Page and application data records
-- Opening Marker --
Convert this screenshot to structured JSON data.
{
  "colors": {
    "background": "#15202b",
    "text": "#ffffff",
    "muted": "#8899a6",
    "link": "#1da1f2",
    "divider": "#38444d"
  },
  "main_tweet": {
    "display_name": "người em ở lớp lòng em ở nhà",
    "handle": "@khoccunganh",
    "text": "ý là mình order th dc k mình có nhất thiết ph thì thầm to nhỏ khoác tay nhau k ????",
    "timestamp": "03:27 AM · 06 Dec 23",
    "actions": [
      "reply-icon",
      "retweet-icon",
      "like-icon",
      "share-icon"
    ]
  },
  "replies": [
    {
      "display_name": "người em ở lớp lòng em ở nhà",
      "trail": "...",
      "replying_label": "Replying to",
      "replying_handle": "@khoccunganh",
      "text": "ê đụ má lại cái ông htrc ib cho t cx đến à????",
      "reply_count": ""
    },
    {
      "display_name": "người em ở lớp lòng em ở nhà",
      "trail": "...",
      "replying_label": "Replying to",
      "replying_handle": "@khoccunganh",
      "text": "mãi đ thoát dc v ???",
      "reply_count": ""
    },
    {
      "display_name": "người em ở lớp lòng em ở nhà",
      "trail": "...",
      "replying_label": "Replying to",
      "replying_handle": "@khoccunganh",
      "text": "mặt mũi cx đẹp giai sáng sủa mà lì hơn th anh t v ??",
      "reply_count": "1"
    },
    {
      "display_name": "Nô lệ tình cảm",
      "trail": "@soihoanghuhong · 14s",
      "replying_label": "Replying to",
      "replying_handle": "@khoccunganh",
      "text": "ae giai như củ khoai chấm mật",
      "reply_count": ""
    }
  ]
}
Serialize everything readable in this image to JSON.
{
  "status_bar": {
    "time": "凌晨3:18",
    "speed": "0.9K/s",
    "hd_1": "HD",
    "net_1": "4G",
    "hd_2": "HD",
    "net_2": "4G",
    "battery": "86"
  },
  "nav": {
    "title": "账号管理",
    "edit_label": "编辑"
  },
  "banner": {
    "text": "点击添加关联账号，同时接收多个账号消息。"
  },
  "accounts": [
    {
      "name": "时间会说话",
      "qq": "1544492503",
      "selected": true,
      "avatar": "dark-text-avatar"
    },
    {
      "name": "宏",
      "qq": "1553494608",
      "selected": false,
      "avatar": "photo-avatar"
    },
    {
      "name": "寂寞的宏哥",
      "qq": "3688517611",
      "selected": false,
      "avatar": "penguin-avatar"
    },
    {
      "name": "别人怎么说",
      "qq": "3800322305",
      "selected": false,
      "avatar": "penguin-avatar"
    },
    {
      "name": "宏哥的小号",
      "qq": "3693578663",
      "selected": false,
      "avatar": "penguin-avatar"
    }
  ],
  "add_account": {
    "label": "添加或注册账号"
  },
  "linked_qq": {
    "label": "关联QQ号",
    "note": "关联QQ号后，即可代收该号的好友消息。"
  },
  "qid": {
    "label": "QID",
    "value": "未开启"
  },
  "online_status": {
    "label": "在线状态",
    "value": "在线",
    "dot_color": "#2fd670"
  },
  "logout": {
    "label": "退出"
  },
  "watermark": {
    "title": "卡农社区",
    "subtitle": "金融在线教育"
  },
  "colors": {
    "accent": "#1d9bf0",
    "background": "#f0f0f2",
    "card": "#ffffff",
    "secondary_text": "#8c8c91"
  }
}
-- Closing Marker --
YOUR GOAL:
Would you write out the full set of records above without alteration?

OUTPUT OF THE TASK:
Convert this screenshot to structured JSON data.
{
  "colors": {
    "background": "#15202b",
    "text": "#ffffff",
    "muted": "#8899a6",
    "link": "#1da1f2",
    "divider": "#38444d"
  },
  "main_tweet": {
    "display_name": "người em ở lớp lòng em ở nhà",
    "handle": "@khoccunganh",
    "text": "ý là mình order th dc k mình có nhất thiết ph thì thầm to nhỏ khoác tay nhau k ????",
    "timestamp": "03:27 AM · 06 Dec 23",
    "actions": [
      "reply-icon",
      "retweet-icon",
      "like-icon",
      "share-icon"
    ]
  },
  "replies": [
    {
      "display_name": "người em ở lớp lòng em ở nhà",
      "trail": "...",
      "replying_label": "Replying to",
      "replying_handle": "@khoccunganh",
      "text": "ê đụ má lại cái ông htrc ib cho t cx đến à????",
      "reply_count": ""
    },
    {
      "display_name": "người em ở lớp lòng em ở nhà",
      "trail": "...",
      "replying_label": "Replying to",
      "replying_handle": "@khoccunganh",
      "text": "mãi đ thoát dc v ???",
      "reply_count": ""
    },
    {
      "display_name": "người em ở lớp lòng em ở nhà",
      "trail": "...",
      "replying_label": "Replying to",
      "replying_handle": "@khoccunganh",
      "text": "mặt mũi cx đẹp giai sáng sủa mà lì hơn th anh t v ??",
      "reply_count": "1"
    },
    {
      "display_name": "Nô lệ tình cảm",
      "trail": "@soihoanghuhong · 14s",
      "replying_label": "Replying to",
      "replying_handle": "@khoccunganh",
      "text": "ae giai như củ khoai chấm mật",
      "reply_count": ""
    }
  ]
}
Serialize everything readable in this image to JSON.
{
  "status_bar": {
    "time": "凌晨3:18",
    "speed": "0.9K/s",
    "hd_1": "HD",
    "net_1": "4G",
    "hd_2": "HD",
    "net_2": "4G",
    "battery": "86"
  },
  "nav": {
    "title": "账号管理",
    "edit_label": "编辑"
  },
  "banner": {
    "text": "点击添加关联账号，同时接收多个账号消息。"
  },
  "accounts": [
    {
      "name": "时间会说话",
      "qq": "1544492503",
      "selected": true,
      "avatar": "dark-text-avatar"
    },
    {
      "name": "宏",
      "qq": "1553494608",
      "selected": false,
      "avatar": "photo-avatar"
    },
    {
      "name": "寂寞的宏哥",
      "qq": "3688517611",
      "selected": false,
      "avatar": "penguin-avatar"
    },
    {
      "name": "别人怎么说",
      "qq": "3800322305",
      "selected": false,
      "avatar": "penguin-avatar"
    },
    {
      "name": "宏哥的小号",
      "qq": "3693578663",
      "selected": false,
      "avatar": "penguin-avatar"
    }
  ],
  "add_account": {
    "label": "添加或注册账号"
  },
  "linked_qq": {
    "label": "关联QQ号",
    "note": "关联QQ号后，即可代收该号的好友消息。"
  },
  "qid": {
    "label": "QID",
    "value": "未开启"
  },
  "online_status": {
    "label": "在线状态",
    "value": "在线",
    "dot_color": "#2fd670"
  },
  "logout": {
    "label": "退出"
  },
  "watermark": {
    "title": "卡农社区",
    "subtitle": "金融在线教育"
  },
  "colors": {
    "accent": "#1d9bf0",
    "background": "#f0f0f2",
    "card": "#ffffff",
    "secondary_text": "#8c8c91"
  }
}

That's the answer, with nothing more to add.